Did you know that over 80% of ransomware attacks can be traced to common configuration errors in software and devices? This ease of access is one of many reasons why cybercriminals have become emboldened by the underground ransomware economy.

And yet, many threat actors are working within a limited pool of ransomware groups. Although ransomware is a headline-grabbing topic, it’s ultimately being driven forward by a relatively small and interconnected ecosystem of players. The specialization and consolidation of the cybercrime economy has fueled ransomware as a service (RaaS) to become a dominant business model — enabling a wider range of criminals to deploy ransomware regardless of their technical expertise. This, in turn, has forced all of us to become cybersecurity defenders.

When Microsoft is developing threat intelligence, we don’t just rely on open forum monitoring and ransomware claims to identify emerging cybercrime trends. We also observe end-to-end events as they occur. This has allowed us to identify patterns in cybercriminal activity and turn cybercrime into a preventable disruption to business. Once businesses can address the problems and network gaps that industrialized tools rely on to succeed, they can better strengthen their cybersecurity position. Here are some of our top tips.

Understanding how RaaS works

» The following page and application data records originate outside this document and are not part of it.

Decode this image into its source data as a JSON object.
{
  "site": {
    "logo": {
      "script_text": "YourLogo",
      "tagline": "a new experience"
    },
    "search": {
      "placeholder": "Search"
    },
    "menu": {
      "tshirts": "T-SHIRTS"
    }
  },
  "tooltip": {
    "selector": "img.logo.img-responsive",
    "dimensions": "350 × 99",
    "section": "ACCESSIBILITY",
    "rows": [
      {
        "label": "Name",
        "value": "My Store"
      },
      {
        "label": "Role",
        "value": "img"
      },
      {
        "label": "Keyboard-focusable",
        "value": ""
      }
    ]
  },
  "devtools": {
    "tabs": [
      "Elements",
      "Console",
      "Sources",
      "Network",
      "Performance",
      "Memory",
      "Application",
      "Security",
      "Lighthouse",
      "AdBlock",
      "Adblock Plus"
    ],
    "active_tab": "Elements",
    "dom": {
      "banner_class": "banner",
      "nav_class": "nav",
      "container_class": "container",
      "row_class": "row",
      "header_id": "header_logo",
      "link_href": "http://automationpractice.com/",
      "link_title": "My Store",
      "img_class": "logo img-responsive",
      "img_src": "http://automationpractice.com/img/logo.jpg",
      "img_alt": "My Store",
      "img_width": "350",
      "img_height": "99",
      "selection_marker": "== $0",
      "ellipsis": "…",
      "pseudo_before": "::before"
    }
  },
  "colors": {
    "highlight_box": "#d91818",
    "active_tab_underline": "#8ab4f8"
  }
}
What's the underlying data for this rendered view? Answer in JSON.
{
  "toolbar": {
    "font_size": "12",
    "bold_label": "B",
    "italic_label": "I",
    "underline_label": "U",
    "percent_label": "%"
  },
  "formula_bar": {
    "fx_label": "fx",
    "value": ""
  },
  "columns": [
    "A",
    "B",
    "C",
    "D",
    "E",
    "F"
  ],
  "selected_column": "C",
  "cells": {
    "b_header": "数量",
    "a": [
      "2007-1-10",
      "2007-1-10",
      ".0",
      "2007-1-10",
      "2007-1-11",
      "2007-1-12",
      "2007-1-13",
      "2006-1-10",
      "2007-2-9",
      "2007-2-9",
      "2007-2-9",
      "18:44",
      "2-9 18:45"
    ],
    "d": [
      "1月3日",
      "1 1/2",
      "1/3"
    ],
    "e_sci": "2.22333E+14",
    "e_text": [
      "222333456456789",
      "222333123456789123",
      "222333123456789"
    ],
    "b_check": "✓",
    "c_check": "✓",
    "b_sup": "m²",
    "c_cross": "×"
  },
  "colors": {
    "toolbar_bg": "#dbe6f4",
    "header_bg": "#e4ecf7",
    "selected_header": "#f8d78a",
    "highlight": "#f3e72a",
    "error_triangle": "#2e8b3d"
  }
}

Before you can defend against ransomware, you must first know how it operates. Ransomware is not targeted. Instead, ransomware takes advantage of existing security compromises in order to gain access to internal networks. Cybercriminals have adopted a maximum-efficiency approach when it comes to ransomware. In the same way that businesses hire gig workers to cut down on costs, cybercriminals have turned to renting or selling their ransomware tools for a portion of the profits rather than performing the attacks themselves.

This flourishing RaaS economy allows cybercriminals to purchase access to ransomware payloads and data leakage as well as payment infrastructure. What we think of as ransomware “gangs” are in reality RaaS programs like Conti or REvil, used by the many different actors who switch between RaaS programs and…